Typically we say the Law has 3 purposes. First, it shows us God’s will. I like to compare this to a curb in the street–it shows us where the edge is and we know if we go over it we’ve messed up. You can’t drive on the sidewalk. The second purpose or use of the Law is that it is a mirror. When I look into it I see myself as a sinner for I have violated every one of God’s commandments. And the third use of the Law is that it is a guide for our lives. Not only do we where the edge is, we are also told how to move and live in the area between the curbs.
All of that is pretty standard stuff among Lutherans. But this morning I learned something new about it. God does not give the Law to the people of Israel until after He has rescued them from slavery.
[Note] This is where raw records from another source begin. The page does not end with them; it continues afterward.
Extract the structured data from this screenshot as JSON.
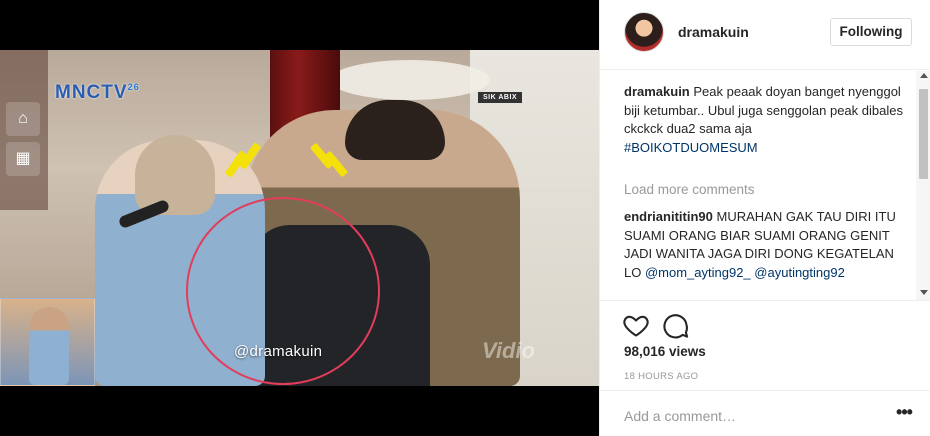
{
  "video": {
    "logo": "MNCTV",
    "logo_suffix": "26",
    "corner_chip": "SIK ABIX",
    "watermark": "@dramakuin",
    "brand": "Vidio",
    "side_icons": [
      "home-icon",
      "trash-icon"
    ]
  },
  "post": {
    "username": "dramakuin",
    "follow_label": "Following"
  },
  "comments": [
    {
      "username": "dramakuin",
      "text": "Peak peaak doyan banget nyenggol biji ketumbar.. Ubul juga senggolan peak dibales ckckck dua2 sama aja",
      "hashtag": "#BOIKOTDUOMESUM"
    },
    {
      "username": "endrianititin90",
      "text": "MURAHAN GAK TAU DIRI ITU SUAMI ORANG BIAR SUAMI ORANG GENIT JADI WANITA JAGA DIRI DONG KEGATELAN LO",
      "mention1": "@mom_ayting92_",
      "mention2": "@ayutingting92"
    }
  ],
  "load_more": "Load more comments",
  "actions": {
    "views": "98,016 views",
    "time": "18 HOURS AGO",
    "icons": [
      "heart-icon",
      "comment-icon"
    ]
  },
  "add_comment": {
    "placeholder": "Add a comment…",
    "more": "•••"
  },
  "colors": {
    "link": "#003569",
    "muted": "#999999",
    "circle": "#e23d5a",
    "accent_yellow": "#f4e10a"
  }
}
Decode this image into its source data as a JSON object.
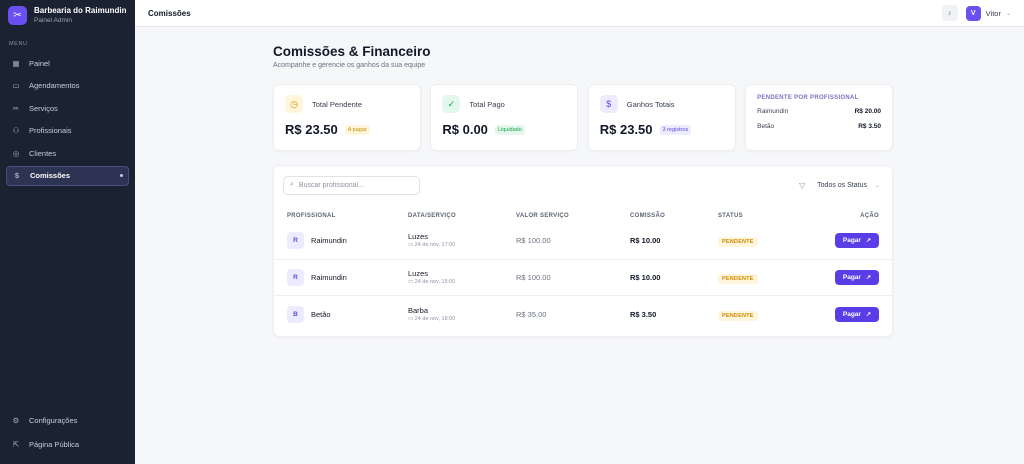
{
  "brand": {
    "name": "Barbearia do Raimundin",
    "subtitle": "Painel Admin"
  },
  "sidebar": {
    "menu_label": "MENU",
    "items": [
      {
        "label": "Painel",
        "icon": "grid-icon"
      },
      {
        "label": "Agendamentos",
        "icon": "calendar-icon"
      },
      {
        "label": "Serviços",
        "icon": "scissors-icon"
      },
      {
        "label": "Profissionais",
        "icon": "users-icon"
      },
      {
        "label": "Clientes",
        "icon": "user-circle-icon"
      },
      {
        "label": "Comissões",
        "icon": "dollar-icon",
        "active": true
      }
    ],
    "bottom": [
      {
        "label": "Configurações",
        "icon": "gear-icon"
      },
      {
        "label": "Página Pública",
        "icon": "external-link-icon"
      }
    ]
  },
  "topbar": {
    "title": "Comissões",
    "user_initial": "V",
    "user_name": "Vitor"
  },
  "page": {
    "title": "Comissões & Financeiro",
    "subtitle": "Acompanhe e gerencie os ganhos da sua equipe"
  },
  "cards": {
    "pending": {
      "label": "Total Pendente",
      "value": "R$ 23.50",
      "chip": "A pagar"
    },
    "paid": {
      "label": "Total Pago",
      "value": "R$ 0.00",
      "chip": "Liquidado"
    },
    "total": {
      "label": "Ganhos Totais",
      "value": "R$ 23.50",
      "chip": "3 registros"
    },
    "by_professional": {
      "title": "PENDENTE POR PROFISSIONAL",
      "rows": [
        {
          "name": "Raimundin",
          "value": "R$ 20.00"
        },
        {
          "name": "Betão",
          "value": "R$ 3.50"
        }
      ]
    }
  },
  "table": {
    "search_placeholder": "Buscar profissional...",
    "filter_value": "Todos os Status",
    "headers": [
      "PROFISSIONAL",
      "DATA/SERVIÇO",
      "VALOR SERVIÇO",
      "COMISSÃO",
      "STATUS",
      "AÇÃO"
    ],
    "rows": [
      {
        "initial": "R",
        "name": "Raimundin",
        "service": "Luzes",
        "date": "24 de nov, 17:00",
        "service_value": "R$ 100.00",
        "commission": "R$ 10.00",
        "status": "PENDENTE",
        "action": "Pagar"
      },
      {
        "initial": "R",
        "name": "Raimundin",
        "service": "Luzes",
        "date": "24 de nov, 15:00",
        "service_value": "R$ 100.00",
        "commission": "R$ 10.00",
        "status": "PENDENTE",
        "action": "Pagar"
      },
      {
        "initial": "B",
        "name": "Betão",
        "service": "Barba",
        "date": "24 de nov, 18:00",
        "service_value": "R$ 35.00",
        "commission": "R$ 3.50",
        "status": "PENDENTE",
        "action": "Pagar"
      }
    ]
  },
  "colors": {
    "accent": "#5b3de8",
    "sidebar_bg": "#1b2232",
    "pending": "#d08a00",
    "paid": "#16a34a"
  }
}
First He saved them, and then He gave them the Law. Salvation first, then duty, if you will.
For those who do not know Jesus as Lord the Law is a daunting thing. It seems merely to tell us what we can’t do and, stubborn and self centered as we are, we recent that. So while we might give lip service to the Commandments as good things, we actually don’t like them. But when the Holy Spirit brings us to faith through the proclamation of the Gospel, the Law we [secretly] hated now seems beautiful to us. Now we don’t grumble about what God wants of us, we are overjoyed that we get to follow His will.
When we apply that insight to the situation of the giving of the Law we see that God’s work in the desert foreshadowed the work of Christ for us. First we are saved–then we love the work God prepared for us to walk in before time even began.
Without God’s antecedent work of salvation the Law is our enemy, but afterwards we can see it for what it truly is–a gift from God to His people.